(Data about app and page elements)
· · · · · · ·
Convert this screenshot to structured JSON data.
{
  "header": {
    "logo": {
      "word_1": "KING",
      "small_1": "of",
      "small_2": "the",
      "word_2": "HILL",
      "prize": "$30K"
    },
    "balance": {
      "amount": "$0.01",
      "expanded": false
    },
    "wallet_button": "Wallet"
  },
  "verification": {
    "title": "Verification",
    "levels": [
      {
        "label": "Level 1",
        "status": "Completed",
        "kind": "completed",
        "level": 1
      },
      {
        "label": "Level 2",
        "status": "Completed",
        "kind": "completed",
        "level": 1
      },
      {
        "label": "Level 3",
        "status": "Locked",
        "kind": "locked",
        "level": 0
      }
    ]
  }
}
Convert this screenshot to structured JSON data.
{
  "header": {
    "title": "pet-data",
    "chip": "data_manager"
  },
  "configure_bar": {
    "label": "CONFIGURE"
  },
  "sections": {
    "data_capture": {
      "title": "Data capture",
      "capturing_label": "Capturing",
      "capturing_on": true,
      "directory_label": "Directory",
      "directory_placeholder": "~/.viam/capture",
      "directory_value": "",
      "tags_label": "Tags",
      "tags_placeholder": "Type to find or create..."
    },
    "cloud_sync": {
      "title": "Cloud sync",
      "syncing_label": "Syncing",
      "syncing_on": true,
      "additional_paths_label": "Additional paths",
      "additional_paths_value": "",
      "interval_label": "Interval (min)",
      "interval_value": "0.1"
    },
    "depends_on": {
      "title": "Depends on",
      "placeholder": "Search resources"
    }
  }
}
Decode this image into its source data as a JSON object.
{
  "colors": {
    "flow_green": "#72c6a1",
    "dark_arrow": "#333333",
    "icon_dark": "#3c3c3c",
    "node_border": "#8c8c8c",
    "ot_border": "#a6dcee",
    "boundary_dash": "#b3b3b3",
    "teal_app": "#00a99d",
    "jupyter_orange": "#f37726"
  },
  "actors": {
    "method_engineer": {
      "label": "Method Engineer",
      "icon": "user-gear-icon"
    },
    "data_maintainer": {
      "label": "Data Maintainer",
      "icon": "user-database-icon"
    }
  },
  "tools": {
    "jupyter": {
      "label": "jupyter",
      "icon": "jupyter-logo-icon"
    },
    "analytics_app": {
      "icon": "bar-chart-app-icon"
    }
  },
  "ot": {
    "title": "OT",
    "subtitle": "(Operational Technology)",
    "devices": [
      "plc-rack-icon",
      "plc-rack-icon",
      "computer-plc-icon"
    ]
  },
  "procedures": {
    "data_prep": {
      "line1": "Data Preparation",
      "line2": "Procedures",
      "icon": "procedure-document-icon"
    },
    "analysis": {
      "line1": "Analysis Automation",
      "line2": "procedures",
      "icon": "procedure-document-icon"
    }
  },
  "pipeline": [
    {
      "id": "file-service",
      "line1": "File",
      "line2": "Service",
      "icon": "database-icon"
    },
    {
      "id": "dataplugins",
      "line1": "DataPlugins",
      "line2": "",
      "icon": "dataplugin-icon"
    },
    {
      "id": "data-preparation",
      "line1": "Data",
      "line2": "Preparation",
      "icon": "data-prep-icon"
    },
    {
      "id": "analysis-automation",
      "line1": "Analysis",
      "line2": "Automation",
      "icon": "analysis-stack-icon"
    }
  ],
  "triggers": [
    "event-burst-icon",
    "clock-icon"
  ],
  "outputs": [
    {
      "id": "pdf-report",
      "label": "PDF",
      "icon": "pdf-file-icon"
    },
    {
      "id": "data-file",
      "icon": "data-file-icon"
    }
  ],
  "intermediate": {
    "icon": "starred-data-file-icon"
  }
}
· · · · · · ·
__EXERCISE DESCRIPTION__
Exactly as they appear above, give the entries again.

__ANSWER TO THIS PROBLEM__
Convert this screenshot to structured JSON data.
{
  "header": {
    "logo": {
      "word_1": "KING",
      "small_1": "of",
      "small_2": "the",
      "word_2": "HILL",
      "prize": "$30K"
    },
    "balance": {
      "amount": "$0.01",
      "expanded": false
    },
    "wallet_button": "Wallet"
  },
  "verification": {
    "title": "Verification",
    "levels": [
      {
        "label": "Level 1",
        "status": "Completed",
        "kind": "completed",
        "level": 1
      },
      {
        "label": "Level 2",
        "status": "Completed",
        "kind": "completed",
        "level": 1
      },
      {
        "label": "Level 3",
        "status": "Locked",
        "kind": "locked",
        "level": 0
      }
    ]
  }
}
Convert this screenshot to structured JSON data.
{
  "header": {
    "title": "pet-data",
    "chip": "data_manager"
  },
  "configure_bar": {
    "label": "CONFIGURE"
  },
  "sections": {
    "data_capture": {
      "title": "Data capture",
      "capturing_label": "Capturing",
      "capturing_on": true,
      "directory_label": "Directory",
      "directory_placeholder": "~/.viam/capture",
      "directory_value": "",
      "tags_label": "Tags",
      "tags_placeholder": "Type to find or create..."
    },
    "cloud_sync": {
      "title": "Cloud sync",
      "syncing_label": "Syncing",
      "syncing_on": true,
      "additional_paths_label": "Additional paths",
      "additional_paths_value": "",
      "interval_label": "Interval (min)",
      "interval_value": "0.1"
    },
    "depends_on": {
      "title": "Depends on",
      "placeholder": "Search resources"
    }
  }
}
Decode this image into its source data as a JSON object.
{
  "colors": {
    "flow_green": "#72c6a1",
    "dark_arrow": "#333333",
    "icon_dark": "#3c3c3c",
    "node_border": "#8c8c8c",
    "ot_border": "#a6dcee",
    "boundary_dash": "#b3b3b3",
    "teal_app": "#00a99d",
    "jupyter_orange": "#f37726"
  },
  "actors": {
    "method_engineer": {
      "label": "Method Engineer",
      "icon": "user-gear-icon"
    },
    "data_maintainer": {
      "label": "Data Maintainer",
      "icon": "user-database-icon"
    }
  },
  "tools": {
    "jupyter": {
      "label": "jupyter",
      "icon": "jupyter-logo-icon"
    },
    "analytics_app": {
      "icon": "bar-chart-app-icon"
    }
  },
  "ot": {
    "title": "OT",
    "subtitle": "(Operational Technology)",
    "devices": [
      "plc-rack-icon",
      "plc-rack-icon",
      "computer-plc-icon"
    ]
  },
  "procedures": {
    "data_prep": {
      "line1": "Data Preparation",
      "line2": "Procedures",
      "icon": "procedure-document-icon"
    },
    "analysis": {
      "line1": "Analysis Automation",
      "line2": "procedures",
      "icon": "procedure-document-icon"
    }
  },
  "pipeline": [
    {
      "id": "file-service",
      "line1": "File",
      "line2": "Service",
      "icon": "database-icon"
    },
    {
      "id": "dataplugins",
      "line1": "DataPlugins",
      "line2": "",
      "icon": "dataplugin-icon"
    },
    {
      "id": "data-preparation",
      "line1": "Data",
      "line2": "Preparation",
      "icon": "data-prep-icon"
    },
    {
      "id": "analysis-automation",
      "line1": "Analysis",
      "line2": "Automation",
      "icon": "analysis-stack-icon"
    }
  ],
  "triggers": [
    "event-burst-icon",
    "clock-icon"
  ],
  "outputs": [
    {
      "id": "pdf-report",
      "label": "PDF",
      "icon": "pdf-file-icon"
    },
    {
      "id": "data-file",
      "icon": "data-file-icon"
    }
  ],
  "intermediate": {
    "icon": "starred-data-file-icon"
  }
}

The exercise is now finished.